= Task brief =
Look for "sections" in the records and copy every line that has it.

*** Opening of Material for this exercise ***

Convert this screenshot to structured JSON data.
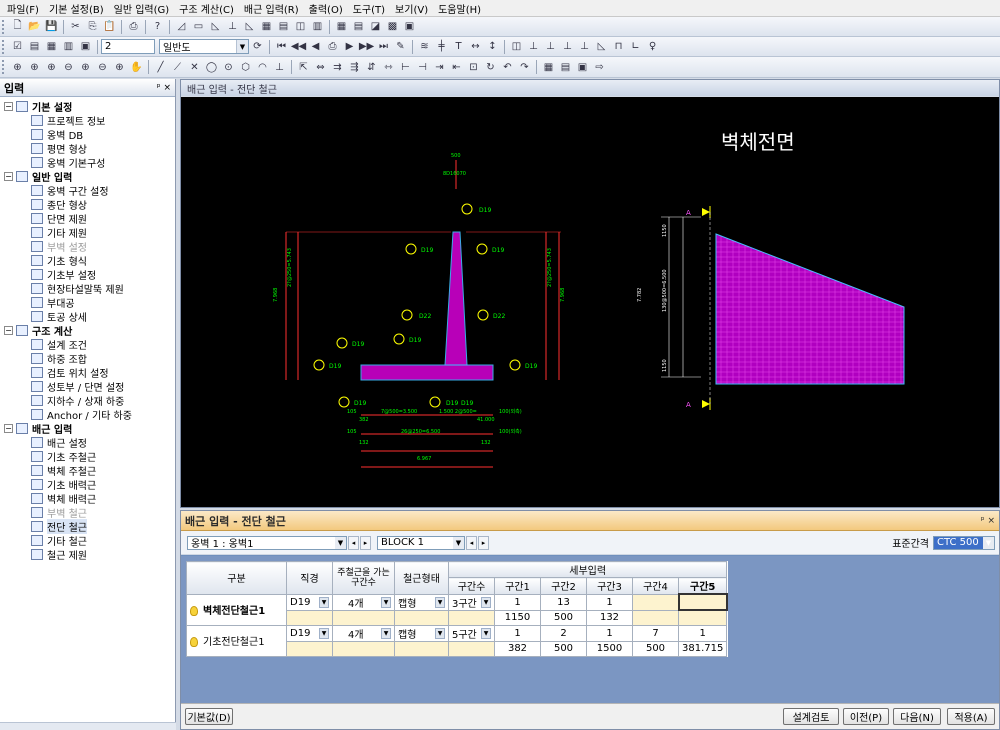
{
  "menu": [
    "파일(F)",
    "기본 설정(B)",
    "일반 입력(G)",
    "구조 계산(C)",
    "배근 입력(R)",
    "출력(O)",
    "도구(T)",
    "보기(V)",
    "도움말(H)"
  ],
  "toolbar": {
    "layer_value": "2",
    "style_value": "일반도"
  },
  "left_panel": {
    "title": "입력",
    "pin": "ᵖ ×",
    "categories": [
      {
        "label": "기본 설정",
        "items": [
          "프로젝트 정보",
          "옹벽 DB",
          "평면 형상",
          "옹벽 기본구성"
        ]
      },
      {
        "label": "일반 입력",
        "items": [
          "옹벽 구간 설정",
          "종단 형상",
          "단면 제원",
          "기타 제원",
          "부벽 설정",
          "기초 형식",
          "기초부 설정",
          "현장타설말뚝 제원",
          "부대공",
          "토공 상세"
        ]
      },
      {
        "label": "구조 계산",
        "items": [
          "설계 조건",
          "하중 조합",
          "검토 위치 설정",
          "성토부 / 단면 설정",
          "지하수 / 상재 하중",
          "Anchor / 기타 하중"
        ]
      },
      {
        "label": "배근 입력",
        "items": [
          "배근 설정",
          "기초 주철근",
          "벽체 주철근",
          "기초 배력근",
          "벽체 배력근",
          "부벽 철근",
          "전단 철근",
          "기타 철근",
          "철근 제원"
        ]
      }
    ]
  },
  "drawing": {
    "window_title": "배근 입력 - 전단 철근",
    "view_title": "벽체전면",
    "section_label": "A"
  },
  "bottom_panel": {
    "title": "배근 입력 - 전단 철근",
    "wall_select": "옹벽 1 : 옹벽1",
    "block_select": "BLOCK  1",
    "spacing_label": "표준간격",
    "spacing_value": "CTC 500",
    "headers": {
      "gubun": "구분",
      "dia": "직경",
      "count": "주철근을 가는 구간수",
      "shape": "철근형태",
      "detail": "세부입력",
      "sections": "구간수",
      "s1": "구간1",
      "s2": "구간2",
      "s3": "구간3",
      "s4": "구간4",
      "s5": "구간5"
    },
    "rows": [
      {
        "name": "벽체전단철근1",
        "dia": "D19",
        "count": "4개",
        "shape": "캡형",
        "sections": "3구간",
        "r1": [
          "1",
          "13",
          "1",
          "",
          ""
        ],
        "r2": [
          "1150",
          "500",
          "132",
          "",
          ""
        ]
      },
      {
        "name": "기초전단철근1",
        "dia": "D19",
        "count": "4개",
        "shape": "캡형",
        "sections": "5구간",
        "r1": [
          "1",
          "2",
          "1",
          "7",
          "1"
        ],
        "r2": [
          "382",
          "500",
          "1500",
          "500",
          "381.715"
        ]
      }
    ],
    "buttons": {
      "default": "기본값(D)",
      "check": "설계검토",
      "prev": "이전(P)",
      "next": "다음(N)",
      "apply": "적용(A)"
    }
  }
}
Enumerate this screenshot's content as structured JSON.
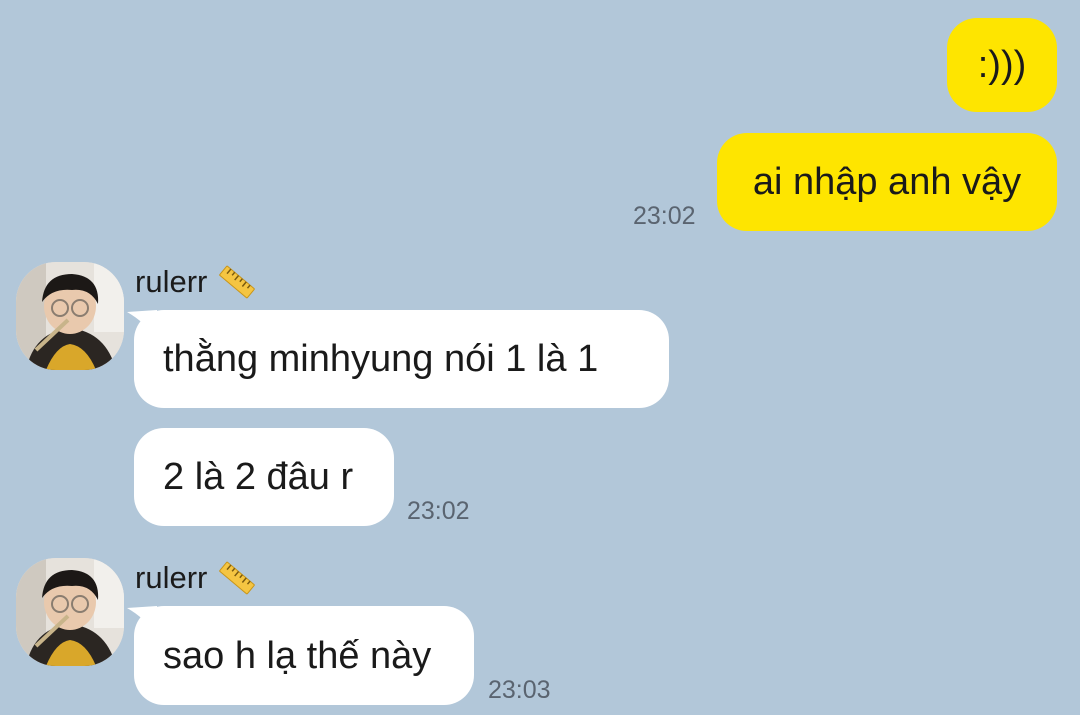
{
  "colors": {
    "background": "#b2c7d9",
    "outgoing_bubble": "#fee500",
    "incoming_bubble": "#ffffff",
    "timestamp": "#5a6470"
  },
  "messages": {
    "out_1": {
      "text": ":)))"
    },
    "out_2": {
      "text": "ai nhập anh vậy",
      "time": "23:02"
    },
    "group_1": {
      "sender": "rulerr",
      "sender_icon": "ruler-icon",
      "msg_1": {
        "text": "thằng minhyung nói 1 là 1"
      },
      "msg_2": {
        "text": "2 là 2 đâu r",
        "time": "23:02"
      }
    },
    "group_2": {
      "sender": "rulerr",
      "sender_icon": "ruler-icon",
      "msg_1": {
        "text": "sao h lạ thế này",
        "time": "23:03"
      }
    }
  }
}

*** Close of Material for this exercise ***
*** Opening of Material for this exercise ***

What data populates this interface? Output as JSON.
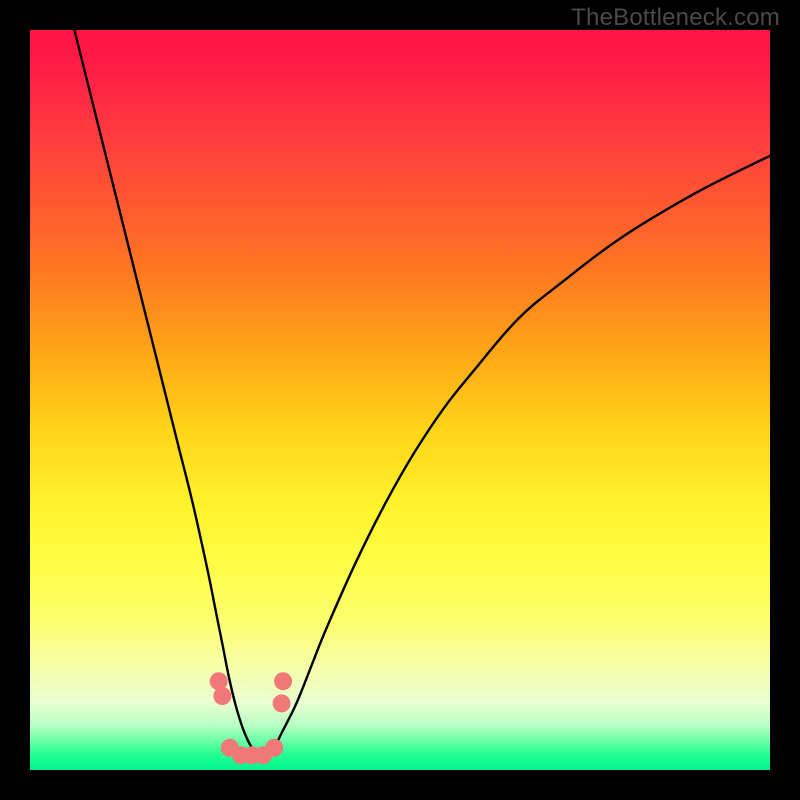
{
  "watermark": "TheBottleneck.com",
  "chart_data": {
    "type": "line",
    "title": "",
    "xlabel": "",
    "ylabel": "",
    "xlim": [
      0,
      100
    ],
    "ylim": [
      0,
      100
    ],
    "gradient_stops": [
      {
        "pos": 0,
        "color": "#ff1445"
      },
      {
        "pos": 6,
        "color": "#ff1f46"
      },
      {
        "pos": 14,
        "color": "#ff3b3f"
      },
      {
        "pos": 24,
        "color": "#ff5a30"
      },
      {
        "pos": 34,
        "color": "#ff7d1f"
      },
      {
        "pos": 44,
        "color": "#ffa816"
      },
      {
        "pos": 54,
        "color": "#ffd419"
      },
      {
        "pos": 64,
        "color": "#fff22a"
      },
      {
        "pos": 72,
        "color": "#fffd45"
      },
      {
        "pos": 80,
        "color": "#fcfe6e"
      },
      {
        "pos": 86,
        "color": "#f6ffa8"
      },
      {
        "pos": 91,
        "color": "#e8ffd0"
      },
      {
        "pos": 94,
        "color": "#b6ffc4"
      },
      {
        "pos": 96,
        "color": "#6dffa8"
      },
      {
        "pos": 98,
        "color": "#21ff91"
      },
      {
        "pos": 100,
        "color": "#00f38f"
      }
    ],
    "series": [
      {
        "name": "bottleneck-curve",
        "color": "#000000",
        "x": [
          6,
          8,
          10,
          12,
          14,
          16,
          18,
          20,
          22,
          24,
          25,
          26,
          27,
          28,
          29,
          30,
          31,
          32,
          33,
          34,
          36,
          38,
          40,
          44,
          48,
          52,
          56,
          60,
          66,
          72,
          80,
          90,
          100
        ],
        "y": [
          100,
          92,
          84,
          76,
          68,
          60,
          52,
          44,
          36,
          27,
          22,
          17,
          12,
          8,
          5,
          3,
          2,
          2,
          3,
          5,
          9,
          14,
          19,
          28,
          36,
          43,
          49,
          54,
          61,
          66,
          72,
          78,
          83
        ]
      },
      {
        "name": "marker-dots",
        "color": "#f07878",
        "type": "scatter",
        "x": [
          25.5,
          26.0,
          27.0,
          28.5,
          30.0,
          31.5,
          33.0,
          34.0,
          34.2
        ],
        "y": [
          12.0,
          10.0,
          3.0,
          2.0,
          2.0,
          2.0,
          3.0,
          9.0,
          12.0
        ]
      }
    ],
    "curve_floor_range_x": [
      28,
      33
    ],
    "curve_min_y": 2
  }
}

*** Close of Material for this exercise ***
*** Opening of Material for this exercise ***

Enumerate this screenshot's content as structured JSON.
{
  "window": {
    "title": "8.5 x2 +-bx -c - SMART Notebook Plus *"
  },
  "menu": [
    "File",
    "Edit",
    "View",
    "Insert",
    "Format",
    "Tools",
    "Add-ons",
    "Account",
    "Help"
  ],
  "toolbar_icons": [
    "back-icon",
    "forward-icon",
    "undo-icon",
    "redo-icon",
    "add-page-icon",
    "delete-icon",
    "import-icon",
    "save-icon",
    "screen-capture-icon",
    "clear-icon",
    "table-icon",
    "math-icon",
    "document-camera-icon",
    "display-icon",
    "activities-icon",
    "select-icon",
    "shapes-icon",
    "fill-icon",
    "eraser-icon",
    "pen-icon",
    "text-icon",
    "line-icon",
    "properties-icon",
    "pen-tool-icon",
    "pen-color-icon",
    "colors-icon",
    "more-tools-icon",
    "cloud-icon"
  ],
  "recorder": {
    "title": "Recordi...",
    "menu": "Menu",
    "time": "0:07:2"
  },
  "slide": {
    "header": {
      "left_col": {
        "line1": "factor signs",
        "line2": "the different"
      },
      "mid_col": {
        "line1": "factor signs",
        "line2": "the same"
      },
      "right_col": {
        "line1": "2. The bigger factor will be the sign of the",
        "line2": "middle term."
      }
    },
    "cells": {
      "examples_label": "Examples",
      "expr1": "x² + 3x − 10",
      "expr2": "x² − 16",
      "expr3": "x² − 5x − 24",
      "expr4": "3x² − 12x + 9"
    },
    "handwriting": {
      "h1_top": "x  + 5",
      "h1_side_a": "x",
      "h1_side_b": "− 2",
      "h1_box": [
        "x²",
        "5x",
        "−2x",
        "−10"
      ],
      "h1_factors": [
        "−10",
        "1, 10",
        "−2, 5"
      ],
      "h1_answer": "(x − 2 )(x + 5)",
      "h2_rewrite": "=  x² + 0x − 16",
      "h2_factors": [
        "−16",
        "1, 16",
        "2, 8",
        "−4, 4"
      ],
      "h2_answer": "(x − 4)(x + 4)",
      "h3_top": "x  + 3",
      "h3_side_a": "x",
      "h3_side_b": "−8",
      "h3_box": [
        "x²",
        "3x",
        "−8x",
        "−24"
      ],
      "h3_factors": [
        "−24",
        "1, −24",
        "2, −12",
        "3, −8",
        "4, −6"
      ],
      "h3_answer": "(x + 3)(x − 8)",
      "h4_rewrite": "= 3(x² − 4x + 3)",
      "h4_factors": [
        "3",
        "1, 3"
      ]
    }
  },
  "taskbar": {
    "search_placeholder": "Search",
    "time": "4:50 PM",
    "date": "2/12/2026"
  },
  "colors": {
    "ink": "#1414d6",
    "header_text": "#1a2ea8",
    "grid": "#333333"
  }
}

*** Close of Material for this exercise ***

= Response box =
      "sections": "구간수",
        "sections": "3구간",
        "sections": "5구간",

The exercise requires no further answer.